What kind of music does Nick like to listen to? “Wait, wait, wait. . .it’s not fair to ask for a favorite CD. That’s too tough. I’ve been listening to a lot of Stevie Wonder lately, as well as Ray Charles and Donny Hathaway,” he said. “But I would have to say the album that surprised me the most was Euphoria Morning by Chris Cornell. Very cool stuff.”
So what can you expect to se at the two shows this weekend? “This Friday at The Silver Dollar is going to be a blast. My band consists of Rob Gould, a Peoria native that is a freshman at Berklee and is an amazing drummer. Also, James Paul on bass, a groovy young man with chops like no other,” he said. “We will be playing originals, funk tunes, blues tunes, maybe a little reggae, some rock. Our sound is positive, yet still rockin’. Saturday is a different beast. I will be performing solo at the Red Barn much like I did in competition in Memphis. I will be doing a lot of my own tunes as well as some blues classics as well as some soul and some rock, so check it out.”
- River City Times


"Was It Worth The Trouble" - Nick's full-length demo featuring 10 tunes of acoustic guitar and vocals.

"Freezing Rain" - Nick's first single that he recorded when he was in high school. Hard-rocking and filled with loud guitars, this is a must-hear.

"Was It Worth The Trouble (live)" - Recorded live at the Silver Dollar in Peoria, IL, an incredibly depth-filled tune dedicated to artists everywhere. The guitar solo speaks for itself.
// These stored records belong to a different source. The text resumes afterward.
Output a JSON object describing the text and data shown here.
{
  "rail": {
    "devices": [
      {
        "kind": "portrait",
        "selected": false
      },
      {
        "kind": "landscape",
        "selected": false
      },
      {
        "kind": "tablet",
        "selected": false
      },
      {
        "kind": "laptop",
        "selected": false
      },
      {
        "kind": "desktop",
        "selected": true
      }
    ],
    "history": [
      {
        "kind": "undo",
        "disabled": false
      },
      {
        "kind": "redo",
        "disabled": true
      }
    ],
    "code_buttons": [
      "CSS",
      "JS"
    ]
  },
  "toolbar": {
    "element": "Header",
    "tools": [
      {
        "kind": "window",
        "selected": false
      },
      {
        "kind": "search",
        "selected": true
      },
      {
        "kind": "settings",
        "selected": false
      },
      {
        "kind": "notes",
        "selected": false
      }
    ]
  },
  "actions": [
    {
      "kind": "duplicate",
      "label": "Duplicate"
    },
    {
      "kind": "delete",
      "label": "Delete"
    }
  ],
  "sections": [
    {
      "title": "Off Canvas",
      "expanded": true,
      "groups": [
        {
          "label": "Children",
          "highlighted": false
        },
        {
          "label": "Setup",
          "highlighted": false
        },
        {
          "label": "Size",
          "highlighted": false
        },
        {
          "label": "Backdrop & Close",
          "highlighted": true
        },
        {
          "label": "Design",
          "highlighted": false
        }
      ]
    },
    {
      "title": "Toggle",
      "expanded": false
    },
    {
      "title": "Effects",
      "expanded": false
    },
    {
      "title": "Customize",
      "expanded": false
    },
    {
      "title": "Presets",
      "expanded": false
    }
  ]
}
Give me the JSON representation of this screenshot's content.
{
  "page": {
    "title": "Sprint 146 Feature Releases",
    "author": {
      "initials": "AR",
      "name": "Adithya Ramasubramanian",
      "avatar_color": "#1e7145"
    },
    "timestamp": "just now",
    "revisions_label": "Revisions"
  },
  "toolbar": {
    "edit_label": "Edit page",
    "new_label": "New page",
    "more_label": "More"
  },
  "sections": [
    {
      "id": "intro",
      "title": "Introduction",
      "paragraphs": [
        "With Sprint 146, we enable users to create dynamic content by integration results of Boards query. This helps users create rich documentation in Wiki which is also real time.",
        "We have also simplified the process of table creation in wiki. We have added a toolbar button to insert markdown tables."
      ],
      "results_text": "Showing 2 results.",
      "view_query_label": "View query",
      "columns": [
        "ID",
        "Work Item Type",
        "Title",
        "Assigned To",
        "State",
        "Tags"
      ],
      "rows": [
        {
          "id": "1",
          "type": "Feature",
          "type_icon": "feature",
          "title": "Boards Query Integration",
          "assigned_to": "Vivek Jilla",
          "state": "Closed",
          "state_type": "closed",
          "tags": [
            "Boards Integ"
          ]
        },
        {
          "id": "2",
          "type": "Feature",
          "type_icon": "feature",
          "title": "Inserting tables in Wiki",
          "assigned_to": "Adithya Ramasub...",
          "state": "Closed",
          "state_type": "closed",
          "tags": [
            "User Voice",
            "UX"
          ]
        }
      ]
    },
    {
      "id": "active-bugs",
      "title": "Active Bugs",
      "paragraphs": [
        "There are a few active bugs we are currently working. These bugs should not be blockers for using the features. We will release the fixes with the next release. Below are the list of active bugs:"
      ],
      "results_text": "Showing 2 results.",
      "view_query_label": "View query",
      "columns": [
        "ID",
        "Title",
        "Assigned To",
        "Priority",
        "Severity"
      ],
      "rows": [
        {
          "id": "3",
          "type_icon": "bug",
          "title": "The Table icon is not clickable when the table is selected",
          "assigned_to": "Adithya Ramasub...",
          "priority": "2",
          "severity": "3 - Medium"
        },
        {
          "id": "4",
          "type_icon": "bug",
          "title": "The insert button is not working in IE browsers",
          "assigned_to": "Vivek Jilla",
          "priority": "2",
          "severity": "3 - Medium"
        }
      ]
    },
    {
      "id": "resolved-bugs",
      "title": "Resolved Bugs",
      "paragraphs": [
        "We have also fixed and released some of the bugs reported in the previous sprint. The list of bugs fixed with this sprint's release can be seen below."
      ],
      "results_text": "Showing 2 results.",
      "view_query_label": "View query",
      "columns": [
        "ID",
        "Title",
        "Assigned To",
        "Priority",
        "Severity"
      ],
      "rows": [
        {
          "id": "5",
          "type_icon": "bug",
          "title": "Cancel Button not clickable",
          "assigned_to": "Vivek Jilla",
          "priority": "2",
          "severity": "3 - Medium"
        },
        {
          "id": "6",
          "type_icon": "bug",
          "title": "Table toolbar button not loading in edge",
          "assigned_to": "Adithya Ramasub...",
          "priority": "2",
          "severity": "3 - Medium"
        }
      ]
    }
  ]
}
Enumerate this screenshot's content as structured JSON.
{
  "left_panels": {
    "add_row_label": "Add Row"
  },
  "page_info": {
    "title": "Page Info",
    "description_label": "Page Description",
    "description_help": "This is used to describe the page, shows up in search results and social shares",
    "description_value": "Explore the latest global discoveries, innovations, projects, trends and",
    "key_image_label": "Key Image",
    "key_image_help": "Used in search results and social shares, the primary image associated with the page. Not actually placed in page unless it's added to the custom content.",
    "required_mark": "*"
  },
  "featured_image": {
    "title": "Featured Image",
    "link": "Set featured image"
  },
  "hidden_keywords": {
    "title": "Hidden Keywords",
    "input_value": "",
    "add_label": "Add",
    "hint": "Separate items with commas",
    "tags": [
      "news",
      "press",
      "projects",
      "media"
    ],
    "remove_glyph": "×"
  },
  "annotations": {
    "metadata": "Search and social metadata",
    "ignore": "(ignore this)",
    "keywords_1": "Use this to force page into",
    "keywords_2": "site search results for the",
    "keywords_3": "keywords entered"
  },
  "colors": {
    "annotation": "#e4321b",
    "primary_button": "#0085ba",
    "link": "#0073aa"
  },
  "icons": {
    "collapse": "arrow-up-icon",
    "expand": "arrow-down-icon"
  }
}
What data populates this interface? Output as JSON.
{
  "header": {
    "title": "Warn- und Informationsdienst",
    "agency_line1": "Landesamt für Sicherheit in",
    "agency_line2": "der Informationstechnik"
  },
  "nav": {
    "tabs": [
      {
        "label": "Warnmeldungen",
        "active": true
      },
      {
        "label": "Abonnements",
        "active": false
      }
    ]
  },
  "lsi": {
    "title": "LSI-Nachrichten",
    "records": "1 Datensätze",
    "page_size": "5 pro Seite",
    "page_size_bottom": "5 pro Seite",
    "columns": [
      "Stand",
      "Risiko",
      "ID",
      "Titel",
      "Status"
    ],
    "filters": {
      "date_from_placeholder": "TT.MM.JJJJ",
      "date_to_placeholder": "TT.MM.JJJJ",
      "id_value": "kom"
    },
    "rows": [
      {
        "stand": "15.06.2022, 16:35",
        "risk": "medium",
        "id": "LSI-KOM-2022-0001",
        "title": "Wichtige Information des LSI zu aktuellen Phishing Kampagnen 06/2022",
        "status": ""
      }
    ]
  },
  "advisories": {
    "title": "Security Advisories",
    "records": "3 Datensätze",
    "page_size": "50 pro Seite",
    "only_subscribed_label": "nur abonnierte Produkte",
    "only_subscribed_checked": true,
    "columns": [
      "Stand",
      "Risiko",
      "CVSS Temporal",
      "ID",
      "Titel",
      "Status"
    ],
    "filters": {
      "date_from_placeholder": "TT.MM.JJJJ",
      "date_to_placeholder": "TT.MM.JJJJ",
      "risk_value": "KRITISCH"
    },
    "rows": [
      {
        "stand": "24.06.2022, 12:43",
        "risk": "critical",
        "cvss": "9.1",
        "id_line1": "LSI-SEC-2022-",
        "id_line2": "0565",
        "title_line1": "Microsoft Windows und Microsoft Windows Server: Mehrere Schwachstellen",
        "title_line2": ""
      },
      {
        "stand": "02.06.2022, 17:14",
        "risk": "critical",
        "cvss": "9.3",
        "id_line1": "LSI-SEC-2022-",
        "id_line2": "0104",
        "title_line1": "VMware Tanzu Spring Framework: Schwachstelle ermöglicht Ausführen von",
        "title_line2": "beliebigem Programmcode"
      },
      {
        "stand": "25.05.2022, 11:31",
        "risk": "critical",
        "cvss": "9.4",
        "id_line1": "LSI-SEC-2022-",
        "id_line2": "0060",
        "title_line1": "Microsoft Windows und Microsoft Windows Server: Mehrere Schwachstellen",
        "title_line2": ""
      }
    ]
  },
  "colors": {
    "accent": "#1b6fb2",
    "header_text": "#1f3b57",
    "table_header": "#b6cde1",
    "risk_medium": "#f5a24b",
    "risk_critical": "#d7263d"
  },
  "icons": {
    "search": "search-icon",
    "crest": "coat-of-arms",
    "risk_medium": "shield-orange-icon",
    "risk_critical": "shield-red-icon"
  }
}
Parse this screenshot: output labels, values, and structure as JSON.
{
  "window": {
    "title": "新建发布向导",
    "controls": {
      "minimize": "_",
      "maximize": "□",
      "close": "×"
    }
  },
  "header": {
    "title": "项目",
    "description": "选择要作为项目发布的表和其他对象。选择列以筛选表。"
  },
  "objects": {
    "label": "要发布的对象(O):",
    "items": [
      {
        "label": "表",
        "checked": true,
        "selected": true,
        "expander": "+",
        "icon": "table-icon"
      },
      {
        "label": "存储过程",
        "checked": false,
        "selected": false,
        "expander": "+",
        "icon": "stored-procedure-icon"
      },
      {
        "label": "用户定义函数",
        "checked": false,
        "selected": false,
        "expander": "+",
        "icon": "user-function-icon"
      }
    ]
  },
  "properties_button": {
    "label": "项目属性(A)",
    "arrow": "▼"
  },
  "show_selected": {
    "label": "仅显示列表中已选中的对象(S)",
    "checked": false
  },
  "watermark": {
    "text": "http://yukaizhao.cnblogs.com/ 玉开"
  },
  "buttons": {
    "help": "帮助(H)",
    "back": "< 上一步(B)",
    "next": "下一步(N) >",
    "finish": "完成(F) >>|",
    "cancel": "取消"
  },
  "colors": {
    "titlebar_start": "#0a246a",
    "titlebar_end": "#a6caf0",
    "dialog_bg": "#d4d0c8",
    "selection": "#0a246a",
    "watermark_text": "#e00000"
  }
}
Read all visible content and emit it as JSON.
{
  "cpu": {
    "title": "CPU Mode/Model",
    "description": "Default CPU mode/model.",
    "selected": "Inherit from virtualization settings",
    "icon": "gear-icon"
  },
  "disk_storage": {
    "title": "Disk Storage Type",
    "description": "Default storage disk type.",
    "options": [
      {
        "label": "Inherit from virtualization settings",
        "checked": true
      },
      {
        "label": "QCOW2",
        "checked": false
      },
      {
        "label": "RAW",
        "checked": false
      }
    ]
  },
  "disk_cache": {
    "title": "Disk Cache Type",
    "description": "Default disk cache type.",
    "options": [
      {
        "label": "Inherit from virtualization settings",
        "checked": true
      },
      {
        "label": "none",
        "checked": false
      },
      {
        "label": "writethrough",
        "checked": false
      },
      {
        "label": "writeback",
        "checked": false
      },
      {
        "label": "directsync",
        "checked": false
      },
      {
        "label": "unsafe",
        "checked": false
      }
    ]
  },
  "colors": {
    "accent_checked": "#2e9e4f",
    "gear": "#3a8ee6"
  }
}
"A Smile Away" and "Was It Worth The Trouble" - These cuts were recorded in Boston, MA live in the studio to a 2 track. A modern songs with a raw, old-school style of recording.


Feeling a bit camera shy


Born and raised in Peoria, IL, this young guitarist/vocalist/songwriter has shown promise as a performer since he was in pre-school. When he was 13 years old, Nick found an old guitar in a closet of his home and started teaching himself. Years of choir and guitar lessons payed off. He learned to use the technical tools he gained to create an expression through music that everyone can appreciate.

He played at every opportunity: clubs, bars, coffee houses, public events, private parties, and the list goes on. Anywhere that people were willing to listen, he would play. Through constant performing, he refined his performance skills as well as his playing skills.

Nick attends Berklee College of Music, the largest contemporary music school in the world. There, he studies guitar performance, music business, and songwriting. He continues to study and will continue to do so in order to sharpen all his skills. Now every time he plays, he packs the house. His refined show is a must-see.

Nick's music has depth and emotion that suggests universal experiences while still providing unique perspective. There's a quiet truth and sadness lyriclly, but a strength/perserverance in his guitar playing.